Distracted and Dangerous

Distracted and Dangerous

yourhorsemanship

One of the main reasons horses don’t pay attention is you are not ‘leading’ them. If you don’t have a purpose or a plan in which to engage your horse, they are likely going to be focused on any potential dangers around them. They will feel like a lone horse and we all know that a horse on its own is vulnerable and will be particularly nervous and tense.

Have a plan for worst case scenarios!

First you need to have a plan for worst case scenarios, indications of bucking, bolting, rearing.  To keep safe if you feel any bad behaviour coming on, you need to be able to ‘take away the power’ by doing a one rein stop/disengaging your horse’s hindend, in simple terms this is bending his head to the left or right until the hindend steps over but in reality there is a little more to it and it is wise to teach your horse it correctly.  I have full training videos on my Your Horsemanship website in how to correctly teach your horse how to disengage both on the ground and under saddle and it is key to having good control.  It is not a case of simply pulling your horse round in a moment of panic, afterall we are not stronger than them especially when their flight instinct kicks in this is not the state of mind to start training them.  However if they have been taught how to disengage then you have a very powerful tool to use in those “moments” and in time with the right work I often find those “moments” stop happening!

If your horse is also tricky when led from the ground, practise yielding their hind quarters away from you to achieve the same effect.  Make sure to practise both these exercises at home so you have them in your toolbox should a difficult situation arise.

Use Challenges to keep your horse focused 

Once you are confident you have good controls then it is time to give your horse some challenges starting with something simple. It could be something as easy as going around a couple of cones or markers until you feel good rhythm and an ease in their steering. What giving yourself a challenge does is give you and your horse a focus. Keep setting new challenges to avoid boredom for both you and your horse, I have lists of challenges on my website that you can access for free. Boredom or lack of leadership will often result in your horse testing you for something to do until he accepts that you are in control and is happy to wait on your commands.  

Out & About – getting focus and controlling unwanted behaviour:

If you are at a show or on a hack you may have to think up some patterns without the help of any arena markers. Design some warm ups with plenty of turns in them to keep your horse busy and thinking, and his attention on you. We want him focused and listening, he needs to be waiting for your next cue, ideally thinking where am I going, what are they going to ask next rather than taking things into their own hands.  Moving your horse’s feet is a sure way to get their respect and lots of changes in direction with good forward motion helps channel any nervous energy into a job.
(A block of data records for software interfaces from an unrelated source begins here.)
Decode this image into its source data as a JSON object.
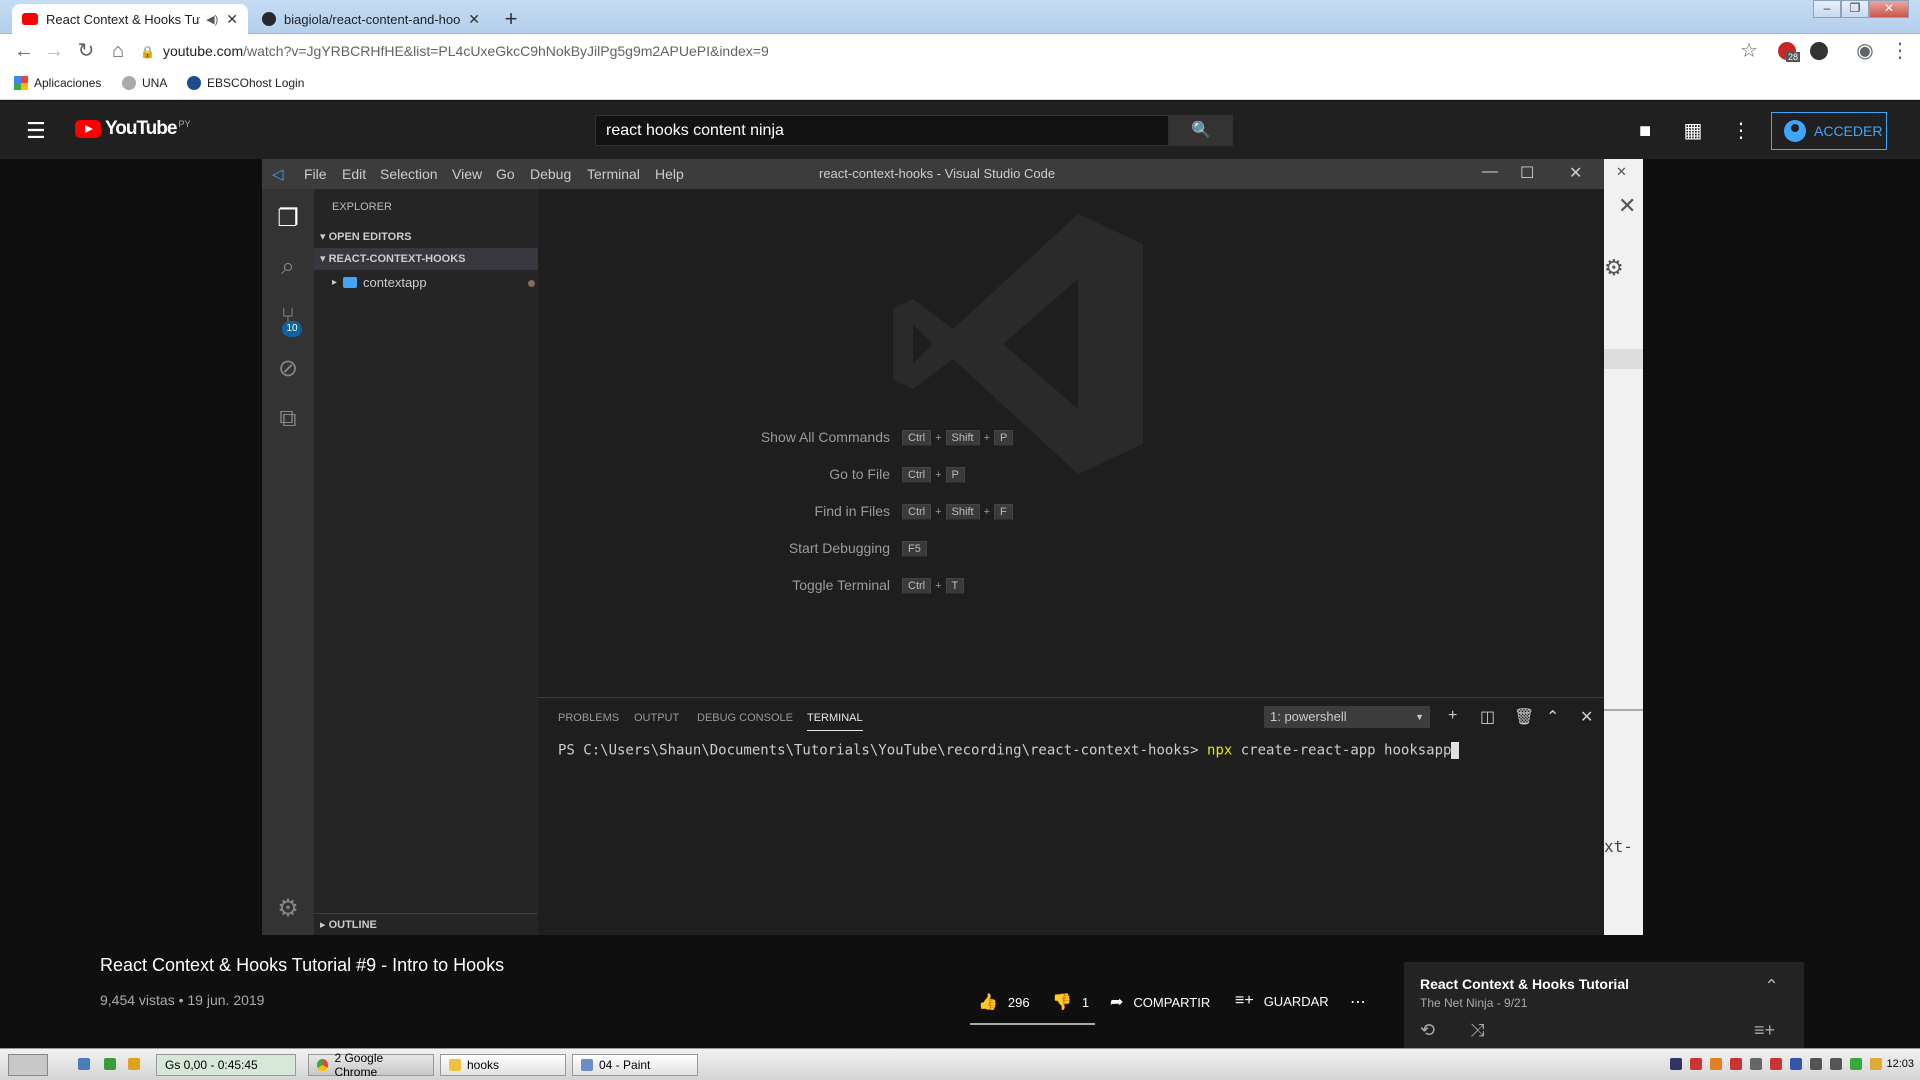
{
  "browser": {
    "tabs": [
      {
        "title": "React Context & Hooks Tuto",
        "active": true
      },
      {
        "title": "biagiola/react-content-and-hook",
        "active": false
      }
    ],
    "new_tab": "+",
    "url_host": "youtube.com",
    "url_path": "/watch?v=JgYRBCRHfHE&list=PL4cUxeGkcC9hNokByJilPg5g9m2APUePI&index=9",
    "bookmarks": [
      "Aplicaciones",
      "UNA",
      "EBSCOhost Login"
    ],
    "extension_badge": "28",
    "window_controls": [
      "–",
      "❐",
      "✕"
    ]
  },
  "youtube": {
    "logo_text": "YouTube",
    "country_code": "PY",
    "search_query": "react hooks content ninja",
    "signin_label": "ACCEDER"
  },
  "vscode": {
    "menu": [
      "File",
      "Edit",
      "Selection",
      "View",
      "Go",
      "Debug",
      "Terminal",
      "Help"
    ],
    "window_title": "react-context-hooks - Visual Studio Code",
    "explorer_header": "EXPLORER",
    "open_editors": "OPEN EDITORS",
    "project": "REACT-CONTEXT-HOOKS",
    "folder": "contextapp",
    "outline": "OUTLINE",
    "scm_badge": "10",
    "shortcuts": [
      {
        "label": "Show All Commands",
        "keys": [
          "Ctrl",
          "+",
          "Shift",
          "+",
          "P"
        ]
      },
      {
        "label": "Go to File",
        "keys": [
          "Ctrl",
          "+",
          "P"
        ]
      },
      {
        "label": "Find in Files",
        "keys": [
          "Ctrl",
          "+",
          "Shift",
          "+",
          "F"
        ]
      },
      {
        "label": "Start Debugging",
        "keys": [
          "F5"
        ]
      },
      {
        "label": "Toggle Terminal",
        "keys": [
          "Ctrl",
          "+",
          "T"
        ]
      }
    ],
    "panel_tabs": [
      "PROBLEMS",
      "OUTPUT",
      "DEBUG CONSOLE",
      "TERMINAL"
    ],
    "shell": "1: powershell",
    "prompt": "PS C:\\Users\\Shaun\\Documents\\Tutorials\\YouTube\\recording\\react-context-hooks> ",
    "cmd_npx": "npx",
    "cmd_rest": " create-react-app hooksapp"
  },
  "overlay_text": "xt-",
  "video": {
    "title": "React Context & Hooks Tutorial #9 - Intro to Hooks",
    "meta": "9,454 vistas • 19 jun. 2019",
    "likes": "296",
    "dislikes": "1",
    "share": "COMPARTIR",
    "save": "GUARDAR"
  },
  "playlist": {
    "title": "React Context & Hooks Tutorial",
    "subtitle": "The Net Ninja - 9/21"
  },
  "taskbar": {
    "gs": "Gs 0,00 - 0:45:45",
    "items": [
      "2 Google Chrome",
      "hooks",
      "04 - Paint"
    ],
    "clock": "12:03"
  }
}
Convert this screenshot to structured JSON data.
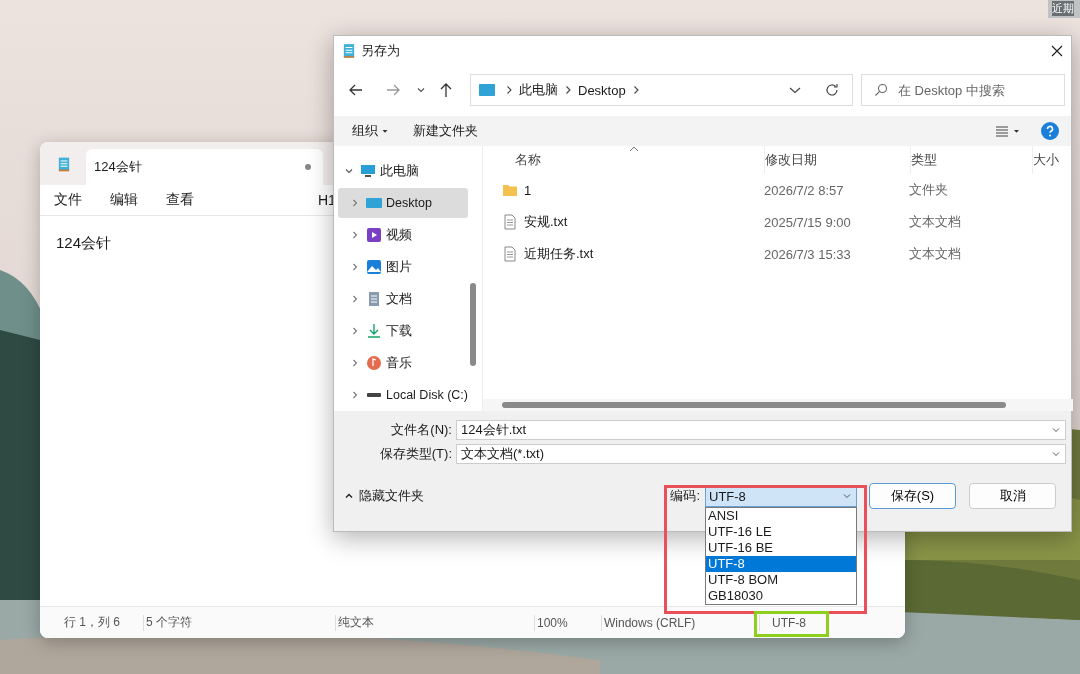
{
  "desktop": {
    "icon_label": "近期"
  },
  "notepad": {
    "tab_title": "124会针",
    "tab_modified": true,
    "menu": [
      "文件",
      "编辑",
      "查看"
    ],
    "toolbar_item": "H1",
    "content": "124会针",
    "status": [
      "行 1，列 6",
      "5 个字符",
      "纯文本",
      "100%",
      "Windows (CRLF)",
      "UTF-8"
    ]
  },
  "dialog": {
    "title": "另存为",
    "address": [
      "此电脑",
      "Desktop"
    ],
    "search": {
      "placeholder": "在 Desktop 中搜索"
    },
    "toolbar": [
      "组织",
      "新建文件夹"
    ],
    "nav_tree": [
      {
        "label": "此电脑",
        "kind": "pc",
        "expanded": true,
        "selected": false,
        "children": [
          {
            "label": "Desktop",
            "kind": "desktop",
            "expanded": false,
            "selected": true
          },
          {
            "label": "视频",
            "kind": "video",
            "expanded": false,
            "selected": false
          },
          {
            "label": "图片",
            "kind": "pictures",
            "expanded": false,
            "selected": false
          },
          {
            "label": "文档",
            "kind": "documents",
            "expanded": false,
            "selected": false
          },
          {
            "label": "下载",
            "kind": "downloads",
            "expanded": false,
            "selected": false
          },
          {
            "label": "音乐",
            "kind": "music",
            "expanded": false,
            "selected": false
          },
          {
            "label": "Local Disk (C:)",
            "kind": "disk",
            "expanded": false,
            "selected": false
          }
        ]
      }
    ],
    "columns": [
      "名称",
      "修改日期",
      "类型",
      "大小"
    ],
    "files": [
      {
        "name": "1",
        "date": "2026/7/2 8:57",
        "type": "文件夹",
        "kind": "folder"
      },
      {
        "name": "安规.txt",
        "date": "2025/7/15 9:00",
        "type": "文本文档",
        "kind": "text"
      },
      {
        "name": "近期任务.txt",
        "date": "2026/7/3 15:33",
        "type": "文本文档",
        "kind": "text"
      }
    ],
    "filename": {
      "label": "文件名(N):",
      "value": "124会针.txt"
    },
    "filetype": {
      "label": "保存类型(T):",
      "value": "文本文档(*.txt)"
    },
    "hide_folders": "隐藏文件夹",
    "encoding": {
      "label": "编码:",
      "value": "UTF-8",
      "options": [
        {
          "label": "ANSI",
          "selected": false
        },
        {
          "label": "UTF-16 LE",
          "selected": false
        },
        {
          "label": "UTF-16 BE",
          "selected": false
        },
        {
          "label": "UTF-8",
          "selected": true
        },
        {
          "label": "UTF-8 BOM",
          "selected": false
        },
        {
          "label": "GB18030",
          "selected": false
        }
      ]
    },
    "buttons": [
      "保存(S)",
      "取消"
    ]
  },
  "annotations": [
    {
      "kind": "dropdown",
      "color": "#e8505a"
    },
    {
      "kind": "status",
      "color": "#8ccf1c"
    }
  ]
}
Moving feet is what a dominant horse does to get it counterparts to submit to their leadership. They use gestures backed up with a kick, a chase or a bite to get other horse to move their feet and do their bidding be it leave the food / mare / foal / me alone. You have to adopt this attitude “I’m the leader” and your horse will benefit from it.  

Warm Up Arena:

For eventing you are often dealing with very fit horses at big events where there is a lot going on.  These types of horses for their job need to be quick thinking and physically fit which means they can have a certain nervous energy about them!  Some of my top event riders best horses are their trickiest ones so to get the best out of them they learn to manage them and find what works for them.  When working with these horses the aim of the warm up is to gain focus and to get the horse confident and settled before asking anything of them.  By the time they are ready to compete we want their horse “connected” to them and listening ready for action.  At events it is very easy to want to look correct and pretty but if your horse is tense and not listening to you then address this first before you try and gather them up and get them working as you’d like.  As a rider it can feel like all eyes are on you but at the end of the day, the warm up is your time, do what you need to do and what works for your horse before you gather them up and ask too much of them.

If you take anything away from reading this please remember if you have a distracted horse then:

Don’t try to be ‘pretty’ about it and don’t feel that just because you are at show that this ‘settling down’ time with your horse needs to be in a perfect outline with you on the perfect diagonal etc. It is about getting your horse listening to you. Once you have achieved this you can go ahead and work in an outline and show what you are both made of, but getting your horse to recognise you as the leader in this strange environment should be the first priority.

If you would like any support or advice then I am in my forum most days, go to www.yourhorsemanship.com and drop me a line!